=== Records supplied ===

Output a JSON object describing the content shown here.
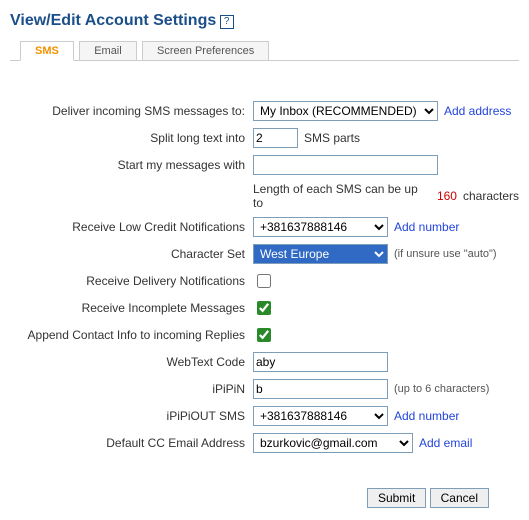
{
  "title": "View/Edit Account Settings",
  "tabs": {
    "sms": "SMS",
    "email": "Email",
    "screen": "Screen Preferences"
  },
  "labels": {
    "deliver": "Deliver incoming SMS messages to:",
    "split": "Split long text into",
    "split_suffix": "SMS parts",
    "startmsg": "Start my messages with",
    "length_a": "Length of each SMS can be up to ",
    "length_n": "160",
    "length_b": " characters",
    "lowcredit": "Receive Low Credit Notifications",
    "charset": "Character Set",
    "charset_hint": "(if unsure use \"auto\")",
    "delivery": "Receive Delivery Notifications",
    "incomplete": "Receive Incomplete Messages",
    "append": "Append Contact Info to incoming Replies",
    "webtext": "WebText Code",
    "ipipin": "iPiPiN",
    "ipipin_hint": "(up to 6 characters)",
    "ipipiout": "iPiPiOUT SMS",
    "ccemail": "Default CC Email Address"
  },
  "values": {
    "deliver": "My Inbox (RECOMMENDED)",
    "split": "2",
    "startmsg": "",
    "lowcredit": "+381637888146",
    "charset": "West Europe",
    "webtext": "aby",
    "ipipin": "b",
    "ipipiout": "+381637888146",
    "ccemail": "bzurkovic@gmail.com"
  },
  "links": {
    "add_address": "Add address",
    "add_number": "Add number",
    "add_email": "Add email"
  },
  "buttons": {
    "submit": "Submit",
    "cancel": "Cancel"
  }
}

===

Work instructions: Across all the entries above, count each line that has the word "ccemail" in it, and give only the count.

Result: 2